Questions & Answers
1.Who pays for the wedding?
2.Where do I start with my guest list?
3.Who do we invite if we're getting married abroad?
4.Who sends the invitations and when?
5.Should I set a dress code?
6. What time should the bride & groom get to the ceremony?
7.Do my bridesmaids enter before or after me?
8. What duties do the best man and ushers have?
9.Can my pet dog be part of my wedding?
10.Do we have to have favours?
11.Do we need a receiving line?
12.Should we offer a choice of food?
13.When are the speeches and in what order?
14.When should we register our gift list?
15.Can we ask for cash instead of presents?
What's On the Web
It does not have to be a diamond. 'Victorian girls, for example, ...
It does not have to be a diamond. 'Victorian girls, for example, were given engraved or embossed gold 'keepers' which once married, they wore over their plain gold 'work-a-day' wedding rings for special occasions.
Traditional Irish-style engagement rings come in the form of the Claddagh, which consists of two clasped hands worked into an otherwise plain gold band. Diamonds have only come to be associated with engagements because, as the hardest wearing gemstone, they will suffer less in regular wear than softer minerals and being, in the main, colourless will go with any outfit. Many girls however prefer coloured stones as have most members of the Royal Family when choosing engagement rings.
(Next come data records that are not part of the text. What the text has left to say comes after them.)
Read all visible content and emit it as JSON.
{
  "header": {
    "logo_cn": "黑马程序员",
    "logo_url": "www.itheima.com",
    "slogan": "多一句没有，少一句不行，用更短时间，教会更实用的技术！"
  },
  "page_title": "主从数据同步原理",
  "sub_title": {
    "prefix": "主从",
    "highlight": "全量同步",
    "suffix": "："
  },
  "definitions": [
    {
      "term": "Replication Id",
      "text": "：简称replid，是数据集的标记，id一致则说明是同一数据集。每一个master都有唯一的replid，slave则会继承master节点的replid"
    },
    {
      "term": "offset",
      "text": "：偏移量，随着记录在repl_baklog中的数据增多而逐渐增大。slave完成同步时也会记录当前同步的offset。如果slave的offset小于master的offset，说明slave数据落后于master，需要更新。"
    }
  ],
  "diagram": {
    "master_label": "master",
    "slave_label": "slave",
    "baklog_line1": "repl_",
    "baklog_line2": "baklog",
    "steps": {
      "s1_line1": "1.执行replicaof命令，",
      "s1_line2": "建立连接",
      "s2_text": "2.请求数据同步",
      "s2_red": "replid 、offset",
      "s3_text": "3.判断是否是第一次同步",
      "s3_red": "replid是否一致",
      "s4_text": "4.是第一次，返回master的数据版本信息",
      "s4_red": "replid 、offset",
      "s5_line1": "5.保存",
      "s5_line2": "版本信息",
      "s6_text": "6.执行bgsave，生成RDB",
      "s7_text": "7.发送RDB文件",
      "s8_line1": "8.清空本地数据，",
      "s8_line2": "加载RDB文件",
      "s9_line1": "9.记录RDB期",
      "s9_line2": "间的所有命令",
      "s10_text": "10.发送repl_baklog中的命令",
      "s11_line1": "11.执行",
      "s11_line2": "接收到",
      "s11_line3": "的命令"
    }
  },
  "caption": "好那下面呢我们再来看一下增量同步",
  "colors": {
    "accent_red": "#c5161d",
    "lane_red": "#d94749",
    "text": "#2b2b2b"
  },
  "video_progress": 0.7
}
Often when a coloured stone is chosen the girl likes to pick out her birthstone. January's birthstone is the garnet, symbol of constancy. February's is the amethyst for sincerity; March, the bloodstone for courage; April, the ubiquitous diamond which in the language of gems indicates purity.
May is the month of the emerald, emblem of happiness, and June's agate indicates prosperity. July's ruby is for fidelity. August is the month of the sardonyx for married bliss, and September is sapphires for true love. October the month of the opal which stands for hope.